*Directions:* A verbatim copy of all the data is required, minus any images.

*Material for this task:*

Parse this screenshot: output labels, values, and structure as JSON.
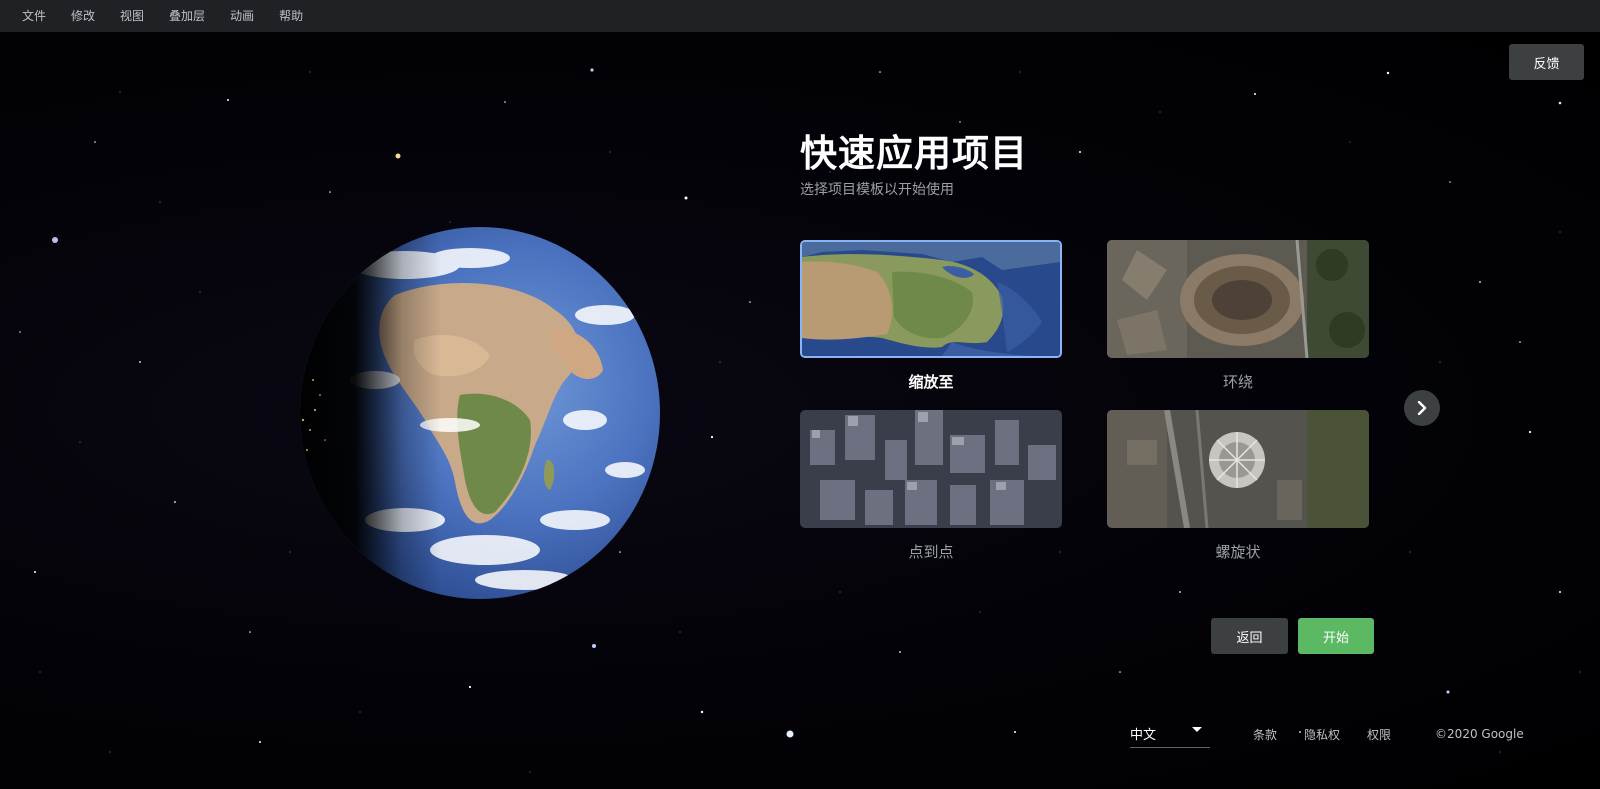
{
  "menu": {
    "items": [
      "文件",
      "修改",
      "视图",
      "叠加层",
      "动画",
      "帮助"
    ]
  },
  "feedback_label": "反馈",
  "wizard": {
    "title": "快速应用项目",
    "subtitle": "选择项目模板以开始使用",
    "templates": [
      {
        "label": "缩放至",
        "selected": true,
        "thumb": "map-north-america"
      },
      {
        "label": "环绕",
        "selected": false,
        "thumb": "colosseum-aerial"
      },
      {
        "label": "点到点",
        "selected": false,
        "thumb": "city-skyscrapers"
      },
      {
        "label": "螺旋状",
        "selected": false,
        "thumb": "stadium-aerial"
      }
    ],
    "back_label": "返回",
    "start_label": "开始"
  },
  "footer": {
    "language": "中文",
    "links": [
      "条款",
      "隐私权",
      "权限"
    ],
    "copyright": "©2020 Google"
  },
  "colors": {
    "accent_selected": "#8ab4f8",
    "start_button": "#5bb863",
    "menubar_bg": "#202124",
    "button_dark": "#3c4043"
  }
}
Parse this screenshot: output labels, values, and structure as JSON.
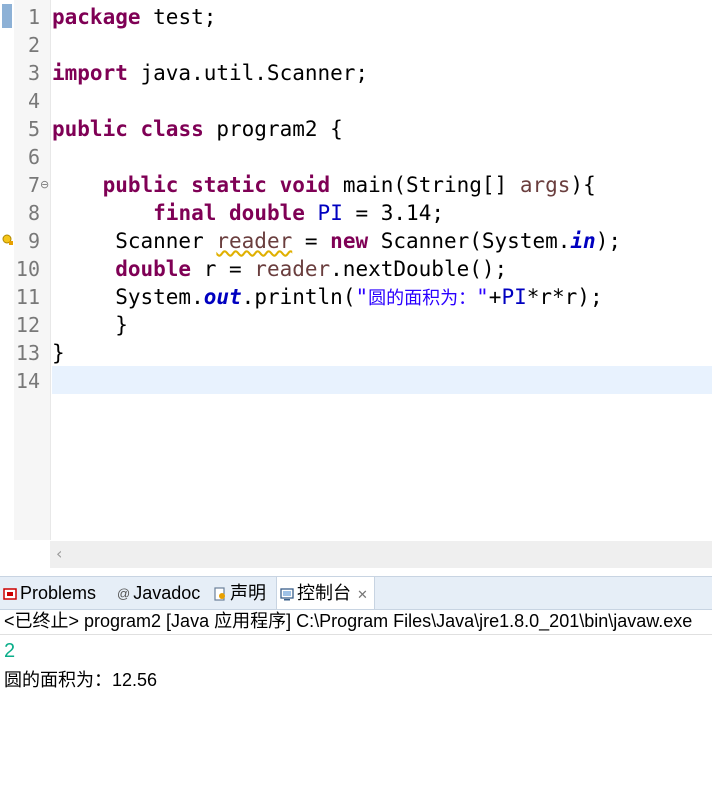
{
  "editor": {
    "line_numbers": [
      "1",
      "2",
      "3",
      "4",
      "5",
      "6",
      "7",
      "8",
      "9",
      "10",
      "11",
      "12",
      "13",
      "14"
    ],
    "line1": {
      "kw": "package",
      "rest": " test;"
    },
    "line3": {
      "kw": "import",
      "rest": " java.util.Scanner;"
    },
    "line5": {
      "kw1": "public",
      "kw2": "class",
      "rest": " program2 {"
    },
    "line7": {
      "indent": "    ",
      "kw1": "public",
      "kw2": "static",
      "kw3": "void",
      "rest1": " main(String[] ",
      "param": "args",
      "rest2": "){"
    },
    "line8": {
      "indent": "        ",
      "kw1": "final",
      "kw2": "double",
      "const": "PI",
      "rest": " = 3.14;"
    },
    "line9": {
      "indent": "     ",
      "type": "Scanner ",
      "var": "reader",
      "eq": " = ",
      "kw": "new",
      "rest1": " Scanner(System.",
      "field": "in",
      "rest2": ");"
    },
    "line10": {
      "indent": "     ",
      "kw": "double",
      "rest1": " r = ",
      "var": "reader",
      "rest2": ".nextDouble();"
    },
    "line11": {
      "indent": "     ",
      "pre": "System.",
      "field": "out",
      "call": ".println(",
      "str_open": "\"",
      "str_cn": "圆的面积为：",
      "str_close": "\"",
      "plus": "+",
      "const": "PI",
      "rest": "*r*r);"
    },
    "line12": {
      "indent": "     ",
      "text": "}"
    },
    "line13": {
      "text": "}"
    }
  },
  "tabs": {
    "problems": "Problems",
    "javadoc": "Javadoc",
    "declaration": "声明",
    "console": "控制台"
  },
  "console": {
    "header": "<已终止> program2 [Java 应用程序] C:\\Program Files\\Java\\jre1.8.0_201\\bin\\javaw.exe",
    "input": "2",
    "output": "圆的面积为：12.56"
  },
  "colors": {
    "keyword": "#7f0055",
    "field": "#0000c0",
    "string": "#2a00ff",
    "current_line": "#e8f2fe",
    "console_input": "#0bae8a"
  }
}
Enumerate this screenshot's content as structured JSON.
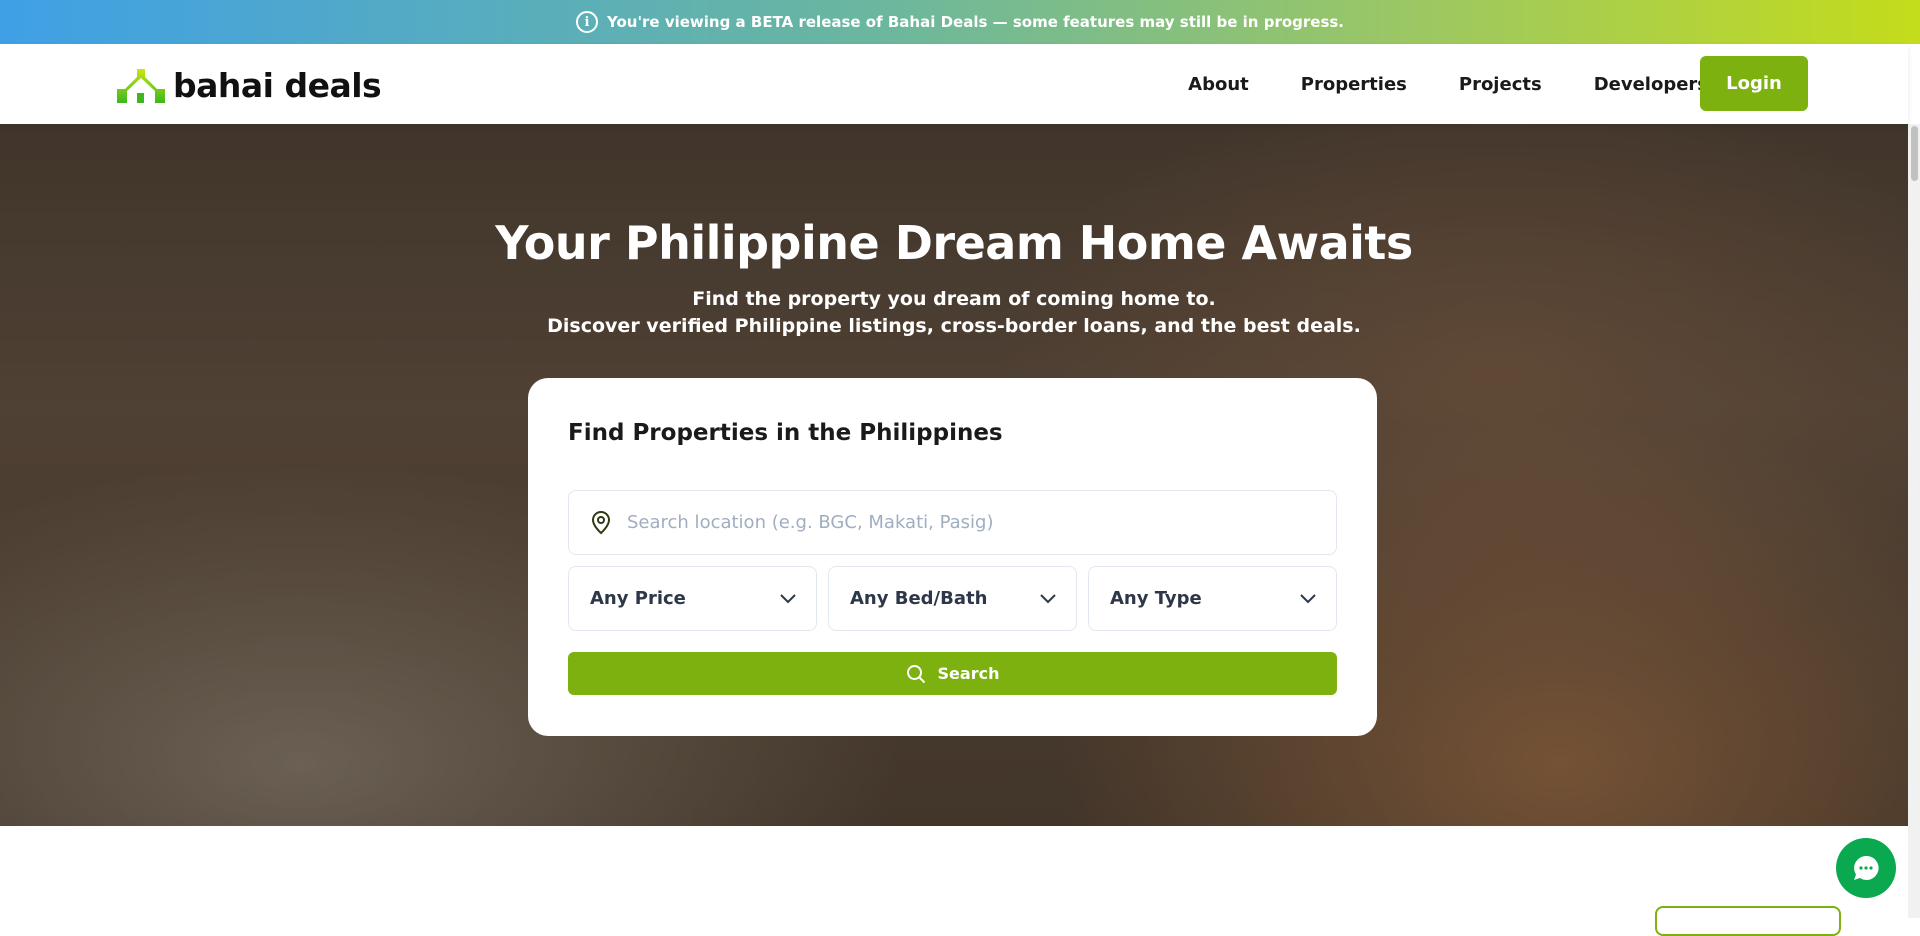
{
  "banner": {
    "text": "You're viewing a BETA release of Bahai Deals — some features may still be in progress.",
    "icon": "info-icon"
  },
  "brand": {
    "name": "bahai deals",
    "colors": {
      "accent": "#7cb10f",
      "chat": "#0aa84f"
    }
  },
  "nav": {
    "items": [
      {
        "label": "About"
      },
      {
        "label": "Properties"
      },
      {
        "label": "Projects"
      },
      {
        "label": "Developers"
      }
    ],
    "login": "Login"
  },
  "hero": {
    "title": "Your Philippine Dream Home Awaits",
    "subtitle1": "Find the property you dream of coming home to.",
    "subtitle2": "Discover verified Philippine listings, cross-border loans, and the best deals."
  },
  "search": {
    "title": "Find Properties in the Philippines",
    "placeholder": "Search location (e.g. BGC, Makati, Pasig)",
    "price": "Any Price",
    "bedbath": "Any Bed/Bath",
    "type": "Any Type",
    "button": "Search"
  }
}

*Result below:*
Parse this screenshot: output labels, values, and structure as JSON.
{
  "menu": {
    "items": [
      "文件",
      "修改",
      "视图",
      "叠加层",
      "动画",
      "帮助"
    ]
  },
  "feedback_label": "反馈",
  "wizard": {
    "title": "快速应用项目",
    "subtitle": "选择项目模板以开始使用",
    "templates": [
      {
        "label": "缩放至",
        "selected": true,
        "thumb": "map-north-america"
      },
      {
        "label": "环绕",
        "selected": false,
        "thumb": "colosseum-aerial"
      },
      {
        "label": "点到点",
        "selected": false,
        "thumb": "city-skyscrapers"
      },
      {
        "label": "螺旋状",
        "selected": false,
        "thumb": "stadium-aerial"
      }
    ],
    "back_label": "返回",
    "start_label": "开始"
  },
  "footer": {
    "language": "中文",
    "links": [
      "条款",
      "隐私权",
      "权限"
    ],
    "copyright": "©2020 Google"
  },
  "colors": {
    "accent_selected": "#8ab4f8",
    "start_button": "#5bb863",
    "menubar_bg": "#202124",
    "button_dark": "#3c4043"
  }
}
Parse this screenshot: output labels, values, and structure as JSON.
{
  "editor": {
    "line_numbers": [
      "1",
      "2",
      "3",
      "4",
      "5",
      "6",
      "7",
      "8",
      "9",
      "10",
      "11",
      "12",
      "13",
      "14"
    ],
    "line1": {
      "kw": "package",
      "rest": " test;"
    },
    "line3": {
      "kw": "import",
      "rest": " java.util.Scanner;"
    },
    "line5": {
      "kw1": "public",
      "kw2": "class",
      "rest": " program2 {"
    },
    "line7": {
      "indent": "    ",
      "kw1": "public",
      "kw2": "static",
      "kw3": "void",
      "rest1": " main(String[] ",
      "param": "args",
      "rest2": "){"
    },
    "line8": {
      "indent": "        ",
      "kw1": "final",
      "kw2": "double",
      "const": "PI",
      "rest": " = 3.14;"
    },
    "line9": {
      "indent": "     ",
      "type": "Scanner ",
      "var": "reader",
      "eq": " = ",
      "kw": "new",
      "rest1": " Scanner(System.",
      "field": "in",
      "rest2": ");"
    },
    "line10": {
      "indent": "     ",
      "kw": "double",
      "rest1": " r = ",
      "var": "reader",
      "rest2": ".nextDouble();"
    },
    "line11": {
      "indent": "     ",
      "pre": "System.",
      "field": "out",
      "call": ".println(",
      "str_open": "\"",
      "str_cn": "圆的面积为：",
      "str_close": "\"",
      "plus": "+",
      "const": "PI",
      "rest": "*r*r);"
    },
    "line12": {
      "indent": "     ",
      "text": "}"
    },
    "line13": {
      "text": "}"
    }
  },
  "tabs": {
    "problems": "Problems",
    "javadoc": "Javadoc",
    "declaration": "声明",
    "console": "控制台"
  },
  "console": {
    "header": "<已终止> program2 [Java 应用程序] C:\\Program Files\\Java\\jre1.8.0_201\\bin\\javaw.exe",
    "input": "2",
    "output": "圆的面积为：12.56"
  },
  "colors": {
    "keyword": "#7f0055",
    "field": "#0000c0",
    "string": "#2a00ff",
    "current_line": "#e8f2fe",
    "console_input": "#0bae8a"
  }
}
Enumerate this screenshot's content as structured JSON.
{
  "banner": {
    "text": "You're viewing a BETA release of Bahai Deals — some features may still be in progress.",
    "icon": "info-icon"
  },
  "brand": {
    "name": "bahai deals",
    "colors": {
      "accent": "#7cb10f",
      "chat": "#0aa84f"
    }
  },
  "nav": {
    "items": [
      {
        "label": "About"
      },
      {
        "label": "Properties"
      },
      {
        "label": "Projects"
      },
      {
        "label": "Developers"
      }
    ],
    "login": "Login"
  },
  "hero": {
    "title": "Your Philippine Dream Home Awaits",
    "subtitle1": "Find the property you dream of coming home to.",
    "subtitle2": "Discover verified Philippine listings, cross-border loans, and the best deals."
  },
  "search": {
    "title": "Find Properties in the Philippines",
    "placeholder": "Search location (e.g. BGC, Makati, Pasig)",
    "price": "Any Price",
    "bedbath": "Any Bed/Bath",
    "type": "Any Type",
    "button": "Search"
  }
}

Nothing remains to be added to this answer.